Organized festivities have been a part of Lafayette’s Juneteenth observance since the 1990s. For the most part, local churches and civic organizations have held their own events. This year, a coalition of groups has banded together to coordinate Lafayette’s commemoration, spearheaded by the Southwest Louisiana Juneteenth Committee. 

All week, partner organizations will host civic and cultural events designed to uplift and educate the Black community. Here’s this year’s lineup: 

On top of music, food and cultural showcases, organizers use the occasion to raise awareness about issues impacting the Black community and provide resources like the annual job fair, which has long been part of the Juneteenth Committee’s program. 

“It’s an opportunity to educate the people in our community,” says Susannah Johnson Malbreaux of the SWLA Juneteenth Committee. 

Local organizations to support 

Juneteenth is as much about action as it is about celebration. And most of the organizations involved in the week of events are out doing the work year round. Here are a few of the groups involved: 

SWLA Juneteenth Committee has organized Lafayette’s Juneteenth Festival for years. Officially formed in 2009, its work dates to the 1990s. Each year, the Committee recruits donors, vendors and sponsors. Learn More | Follow | Donate

Move the Mindset was founded by the late Lafayette civil rights activist Fred Prejean to promote racial and social justice. Move the Mindset was instrumental in advocating for the removal of the Mouton statue and has continued its work through coalition building. Learn More | Follow | Donate

NAACP is America’s oldest civil rights organization. Lafayette’s chapter has a long history of local advocacy. It continues to provide a voice for the Black community on local issues. Learn More | Follow | Donate

Black Voters Matter works to increase voter registration and turnout among Black voters and advocates for policies that increase voting access. Lafayette’s local chapter has successfully advocated for restoring more voting rights to formerly incarcerated people. Learn More | Follow | Donate

Equal Justice Initiative is a national organization that advocates for criminal justice reform and combatting systems rooted in the legacy of American slavey. Move the Mindset partners with EJI on social collection ceremonies honoring the memories of lynching victims. Learn More | Follow | Donate

Tell us about your organization here, and we’ll add it to the list. 

Be a change agent

This year’s activities strike a bittersweet tone. It’s the first time Lafayette will commemorate Juneteenth without a confederate monument and without Fred Prejean, the activist who brought it down. 

Prejean’s legacy continues in the work of Move the Mindset, the organization he founded. Move the Mindset hosts the Juneteenth commemoration, which will honor Prejean’s contributions to the cause of justice and sustain his call to action.  

“Juneteenth is both looking back to the past and an opportunity to coordinate and organize, to define a future that we want,” says Frank Crocco, president of Move the Mindset.

Prejean urged people around him to become change agents. Crocco points out the parallels between censorship at the library and the historical whitewashing represented by the Mouton statue. 

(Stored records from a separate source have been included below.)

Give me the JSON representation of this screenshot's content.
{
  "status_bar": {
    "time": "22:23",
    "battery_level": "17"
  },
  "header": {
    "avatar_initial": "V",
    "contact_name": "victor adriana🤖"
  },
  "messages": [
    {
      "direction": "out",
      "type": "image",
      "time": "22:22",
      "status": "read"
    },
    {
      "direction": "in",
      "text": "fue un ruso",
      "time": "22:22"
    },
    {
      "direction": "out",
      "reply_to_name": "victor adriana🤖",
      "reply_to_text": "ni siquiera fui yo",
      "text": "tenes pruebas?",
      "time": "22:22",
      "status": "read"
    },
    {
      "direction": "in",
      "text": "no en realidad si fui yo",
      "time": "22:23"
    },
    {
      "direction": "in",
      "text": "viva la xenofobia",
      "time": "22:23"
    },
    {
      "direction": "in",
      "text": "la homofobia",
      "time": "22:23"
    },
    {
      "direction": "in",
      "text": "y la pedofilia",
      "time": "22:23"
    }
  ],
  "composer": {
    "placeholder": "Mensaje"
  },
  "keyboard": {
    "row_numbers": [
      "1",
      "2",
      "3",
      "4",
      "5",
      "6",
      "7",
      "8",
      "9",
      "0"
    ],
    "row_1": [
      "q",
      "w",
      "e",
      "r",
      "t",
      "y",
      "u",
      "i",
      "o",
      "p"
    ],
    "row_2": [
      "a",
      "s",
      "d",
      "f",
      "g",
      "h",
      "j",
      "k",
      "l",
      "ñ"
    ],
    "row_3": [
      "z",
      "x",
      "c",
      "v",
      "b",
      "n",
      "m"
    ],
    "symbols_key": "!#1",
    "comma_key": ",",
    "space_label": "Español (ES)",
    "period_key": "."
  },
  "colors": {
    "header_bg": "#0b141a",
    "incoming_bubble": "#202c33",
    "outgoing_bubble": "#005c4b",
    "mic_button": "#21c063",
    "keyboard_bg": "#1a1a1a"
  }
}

“I think we want to share the various stories that comprise our communities,” he says. “That was what moving the Mouton statue was about. It told a certain version of that history that conveniently left out the bhoorors of slavery and Jim Crow and ongoing oppression. But it didn’t tell all of the stories.” 

The tried and true playbook of advocacy is being “visible,” Crocco says. And it was a key lesson in Prejean’s successful campaign to not just move the Mouton statue but change how people thought about our own history. 

That means raising awareness about the issues you care about with your representatives on the City Council or Parish Council. Find your city or parish council person’s contact information here and here.